● What the task asks: What lines below mention the word "this"? Copy each one.

● Information:

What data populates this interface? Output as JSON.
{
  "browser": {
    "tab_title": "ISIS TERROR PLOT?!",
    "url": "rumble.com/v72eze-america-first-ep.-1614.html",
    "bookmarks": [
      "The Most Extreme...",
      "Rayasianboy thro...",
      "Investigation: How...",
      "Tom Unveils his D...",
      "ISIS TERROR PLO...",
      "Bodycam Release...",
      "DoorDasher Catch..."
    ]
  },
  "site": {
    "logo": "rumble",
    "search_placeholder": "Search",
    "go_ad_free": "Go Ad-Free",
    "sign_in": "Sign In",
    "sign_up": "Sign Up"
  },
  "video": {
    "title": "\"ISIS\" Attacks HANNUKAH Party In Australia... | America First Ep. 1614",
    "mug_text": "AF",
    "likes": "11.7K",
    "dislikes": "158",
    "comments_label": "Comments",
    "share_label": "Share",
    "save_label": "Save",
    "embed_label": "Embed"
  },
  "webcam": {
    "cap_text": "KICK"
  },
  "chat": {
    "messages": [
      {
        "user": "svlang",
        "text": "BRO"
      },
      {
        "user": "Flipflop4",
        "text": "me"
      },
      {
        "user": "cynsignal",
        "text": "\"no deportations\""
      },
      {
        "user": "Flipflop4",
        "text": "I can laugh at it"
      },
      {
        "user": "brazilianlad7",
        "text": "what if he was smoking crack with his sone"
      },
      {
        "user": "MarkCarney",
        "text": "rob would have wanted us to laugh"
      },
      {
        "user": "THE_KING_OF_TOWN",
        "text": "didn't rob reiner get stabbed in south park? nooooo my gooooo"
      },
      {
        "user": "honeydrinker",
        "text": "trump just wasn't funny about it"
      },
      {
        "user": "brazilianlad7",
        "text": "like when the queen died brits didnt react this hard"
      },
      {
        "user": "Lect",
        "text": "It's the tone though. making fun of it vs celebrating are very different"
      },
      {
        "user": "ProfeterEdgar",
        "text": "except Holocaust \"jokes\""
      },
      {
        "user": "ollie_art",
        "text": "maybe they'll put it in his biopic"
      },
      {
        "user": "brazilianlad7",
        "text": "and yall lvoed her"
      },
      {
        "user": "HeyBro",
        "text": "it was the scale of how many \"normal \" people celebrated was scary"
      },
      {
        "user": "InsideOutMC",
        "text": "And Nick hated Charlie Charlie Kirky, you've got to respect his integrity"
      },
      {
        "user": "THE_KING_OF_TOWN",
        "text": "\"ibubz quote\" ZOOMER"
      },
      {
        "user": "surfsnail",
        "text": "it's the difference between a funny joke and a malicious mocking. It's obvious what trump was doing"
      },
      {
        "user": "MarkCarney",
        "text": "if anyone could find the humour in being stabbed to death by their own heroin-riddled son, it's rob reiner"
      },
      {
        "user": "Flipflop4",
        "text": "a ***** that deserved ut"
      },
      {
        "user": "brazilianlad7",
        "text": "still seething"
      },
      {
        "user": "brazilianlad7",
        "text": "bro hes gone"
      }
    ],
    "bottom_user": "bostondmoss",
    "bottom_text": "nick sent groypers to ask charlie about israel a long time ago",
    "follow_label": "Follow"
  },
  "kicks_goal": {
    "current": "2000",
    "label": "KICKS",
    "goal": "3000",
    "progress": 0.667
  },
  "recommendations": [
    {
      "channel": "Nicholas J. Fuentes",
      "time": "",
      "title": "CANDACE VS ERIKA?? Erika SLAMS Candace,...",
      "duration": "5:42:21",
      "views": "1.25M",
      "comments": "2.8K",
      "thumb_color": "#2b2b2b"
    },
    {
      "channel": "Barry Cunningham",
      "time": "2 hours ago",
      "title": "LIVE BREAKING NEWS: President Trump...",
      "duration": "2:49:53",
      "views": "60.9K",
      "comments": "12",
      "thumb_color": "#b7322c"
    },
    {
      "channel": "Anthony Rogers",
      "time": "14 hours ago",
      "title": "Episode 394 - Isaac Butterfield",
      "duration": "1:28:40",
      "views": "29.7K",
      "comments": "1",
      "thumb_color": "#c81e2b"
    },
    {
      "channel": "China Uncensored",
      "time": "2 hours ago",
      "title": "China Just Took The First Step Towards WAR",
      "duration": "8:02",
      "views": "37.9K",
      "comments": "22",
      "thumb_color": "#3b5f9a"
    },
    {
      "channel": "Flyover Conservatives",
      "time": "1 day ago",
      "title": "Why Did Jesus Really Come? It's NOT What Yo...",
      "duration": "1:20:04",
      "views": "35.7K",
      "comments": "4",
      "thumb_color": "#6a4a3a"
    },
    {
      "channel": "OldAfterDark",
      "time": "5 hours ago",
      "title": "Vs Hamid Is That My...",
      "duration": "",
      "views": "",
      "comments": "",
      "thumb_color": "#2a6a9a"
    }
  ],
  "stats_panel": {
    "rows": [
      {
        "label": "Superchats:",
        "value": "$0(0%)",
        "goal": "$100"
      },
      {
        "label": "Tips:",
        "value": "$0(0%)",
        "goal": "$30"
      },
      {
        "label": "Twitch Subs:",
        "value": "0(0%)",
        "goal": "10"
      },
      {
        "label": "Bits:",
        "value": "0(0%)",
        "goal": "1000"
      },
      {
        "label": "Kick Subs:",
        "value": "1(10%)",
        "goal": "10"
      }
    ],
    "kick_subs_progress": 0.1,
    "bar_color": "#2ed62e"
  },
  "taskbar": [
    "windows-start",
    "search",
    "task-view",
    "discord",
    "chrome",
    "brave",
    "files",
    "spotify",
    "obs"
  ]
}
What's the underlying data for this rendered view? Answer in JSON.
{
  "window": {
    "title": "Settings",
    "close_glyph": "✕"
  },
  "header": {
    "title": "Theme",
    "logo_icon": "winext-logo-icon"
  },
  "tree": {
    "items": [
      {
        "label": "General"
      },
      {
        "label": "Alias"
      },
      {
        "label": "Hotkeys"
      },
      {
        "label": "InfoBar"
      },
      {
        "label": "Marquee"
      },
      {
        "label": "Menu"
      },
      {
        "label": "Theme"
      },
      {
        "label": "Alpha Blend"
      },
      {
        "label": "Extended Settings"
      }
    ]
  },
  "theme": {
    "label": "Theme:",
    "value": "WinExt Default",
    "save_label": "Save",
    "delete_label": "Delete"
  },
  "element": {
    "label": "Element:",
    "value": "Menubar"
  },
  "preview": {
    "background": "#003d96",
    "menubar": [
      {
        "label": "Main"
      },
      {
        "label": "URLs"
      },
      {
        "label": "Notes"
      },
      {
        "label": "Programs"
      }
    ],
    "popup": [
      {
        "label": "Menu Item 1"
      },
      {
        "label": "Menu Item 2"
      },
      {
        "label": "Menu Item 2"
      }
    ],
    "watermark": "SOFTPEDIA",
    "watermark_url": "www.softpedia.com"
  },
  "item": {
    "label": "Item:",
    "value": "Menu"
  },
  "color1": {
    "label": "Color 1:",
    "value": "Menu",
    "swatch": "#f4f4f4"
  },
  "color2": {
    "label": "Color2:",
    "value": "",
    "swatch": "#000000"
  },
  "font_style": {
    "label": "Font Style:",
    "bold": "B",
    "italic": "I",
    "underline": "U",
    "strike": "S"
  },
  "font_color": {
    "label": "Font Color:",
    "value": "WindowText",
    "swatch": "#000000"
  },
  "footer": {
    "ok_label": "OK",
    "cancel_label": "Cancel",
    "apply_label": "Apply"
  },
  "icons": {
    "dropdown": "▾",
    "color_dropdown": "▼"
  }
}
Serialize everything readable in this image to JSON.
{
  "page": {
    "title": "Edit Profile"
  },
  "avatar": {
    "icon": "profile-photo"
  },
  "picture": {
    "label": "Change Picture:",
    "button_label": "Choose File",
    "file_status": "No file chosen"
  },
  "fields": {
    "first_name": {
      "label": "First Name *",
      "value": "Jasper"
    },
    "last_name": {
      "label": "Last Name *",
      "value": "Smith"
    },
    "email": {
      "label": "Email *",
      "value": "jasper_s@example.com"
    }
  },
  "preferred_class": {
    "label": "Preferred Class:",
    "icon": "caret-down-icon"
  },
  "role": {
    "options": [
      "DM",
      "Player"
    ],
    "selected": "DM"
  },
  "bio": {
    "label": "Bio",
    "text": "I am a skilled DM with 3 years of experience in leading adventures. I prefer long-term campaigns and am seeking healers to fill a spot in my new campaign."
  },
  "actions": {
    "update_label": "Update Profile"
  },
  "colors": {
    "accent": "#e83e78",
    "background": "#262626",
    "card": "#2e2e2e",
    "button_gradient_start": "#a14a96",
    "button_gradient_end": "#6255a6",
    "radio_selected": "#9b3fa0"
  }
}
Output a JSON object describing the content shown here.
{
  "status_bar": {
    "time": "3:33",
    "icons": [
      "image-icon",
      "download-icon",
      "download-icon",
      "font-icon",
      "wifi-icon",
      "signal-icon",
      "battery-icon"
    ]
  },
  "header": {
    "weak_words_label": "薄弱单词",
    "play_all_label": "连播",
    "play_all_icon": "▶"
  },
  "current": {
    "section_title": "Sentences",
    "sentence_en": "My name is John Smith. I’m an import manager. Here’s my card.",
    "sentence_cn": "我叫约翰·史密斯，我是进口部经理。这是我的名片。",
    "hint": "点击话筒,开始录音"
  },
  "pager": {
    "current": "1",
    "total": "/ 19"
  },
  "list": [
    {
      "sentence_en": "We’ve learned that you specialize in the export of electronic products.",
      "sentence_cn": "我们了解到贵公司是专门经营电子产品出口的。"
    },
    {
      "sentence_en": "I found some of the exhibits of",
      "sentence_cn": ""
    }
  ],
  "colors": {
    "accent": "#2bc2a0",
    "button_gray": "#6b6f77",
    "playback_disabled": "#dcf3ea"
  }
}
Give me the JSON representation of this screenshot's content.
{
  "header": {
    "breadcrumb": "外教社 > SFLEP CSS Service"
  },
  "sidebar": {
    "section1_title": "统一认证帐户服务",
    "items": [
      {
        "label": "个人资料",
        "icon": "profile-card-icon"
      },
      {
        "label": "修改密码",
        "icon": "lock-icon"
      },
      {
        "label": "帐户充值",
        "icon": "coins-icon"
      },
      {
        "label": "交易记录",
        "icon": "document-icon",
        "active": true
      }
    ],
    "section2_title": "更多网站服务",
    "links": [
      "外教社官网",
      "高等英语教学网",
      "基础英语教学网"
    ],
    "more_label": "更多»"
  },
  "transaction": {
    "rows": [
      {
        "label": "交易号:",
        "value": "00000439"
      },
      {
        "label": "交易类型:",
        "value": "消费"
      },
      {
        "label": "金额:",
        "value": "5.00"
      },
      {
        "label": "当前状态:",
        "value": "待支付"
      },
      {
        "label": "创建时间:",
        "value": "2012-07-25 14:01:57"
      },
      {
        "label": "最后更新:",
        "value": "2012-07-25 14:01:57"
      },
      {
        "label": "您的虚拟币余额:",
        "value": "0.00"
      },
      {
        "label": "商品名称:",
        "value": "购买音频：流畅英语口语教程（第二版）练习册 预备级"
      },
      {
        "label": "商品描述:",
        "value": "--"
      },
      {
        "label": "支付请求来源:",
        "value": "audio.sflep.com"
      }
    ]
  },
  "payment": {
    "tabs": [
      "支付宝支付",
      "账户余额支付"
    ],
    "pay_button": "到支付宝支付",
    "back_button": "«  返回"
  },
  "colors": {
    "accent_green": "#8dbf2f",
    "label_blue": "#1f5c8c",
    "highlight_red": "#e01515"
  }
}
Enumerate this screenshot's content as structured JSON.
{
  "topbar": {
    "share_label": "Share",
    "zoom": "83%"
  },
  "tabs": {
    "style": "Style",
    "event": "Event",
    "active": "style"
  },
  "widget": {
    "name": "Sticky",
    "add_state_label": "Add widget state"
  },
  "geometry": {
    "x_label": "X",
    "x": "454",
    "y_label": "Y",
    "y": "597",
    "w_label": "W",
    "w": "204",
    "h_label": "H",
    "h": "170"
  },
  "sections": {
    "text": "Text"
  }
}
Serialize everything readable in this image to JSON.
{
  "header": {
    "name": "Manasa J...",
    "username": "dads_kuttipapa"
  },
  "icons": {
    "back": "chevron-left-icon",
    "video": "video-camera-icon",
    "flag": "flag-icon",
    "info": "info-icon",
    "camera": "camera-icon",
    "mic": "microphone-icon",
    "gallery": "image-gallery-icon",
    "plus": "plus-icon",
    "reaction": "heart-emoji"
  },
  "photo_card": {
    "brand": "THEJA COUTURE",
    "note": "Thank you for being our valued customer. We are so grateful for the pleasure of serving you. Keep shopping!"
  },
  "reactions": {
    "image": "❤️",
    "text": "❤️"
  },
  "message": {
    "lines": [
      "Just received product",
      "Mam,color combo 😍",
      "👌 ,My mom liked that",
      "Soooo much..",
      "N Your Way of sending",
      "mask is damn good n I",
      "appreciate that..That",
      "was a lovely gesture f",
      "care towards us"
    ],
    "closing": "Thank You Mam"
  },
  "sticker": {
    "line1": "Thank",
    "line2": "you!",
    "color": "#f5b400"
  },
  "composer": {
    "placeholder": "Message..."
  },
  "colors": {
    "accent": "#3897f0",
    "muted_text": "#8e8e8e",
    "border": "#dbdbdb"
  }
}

● Finished task:
What data populates this interface? Output as JSON.
        "text": "like when the queen died brits didnt react this hard"
What's the underlying data for this rendered view? Answer in JSON.
Serialize everything readable in this image to JSON.
Give me the JSON representation of this screenshot's content.
Enumerate this screenshot's content as structured JSON.
Serialize everything readable in this image to JSON.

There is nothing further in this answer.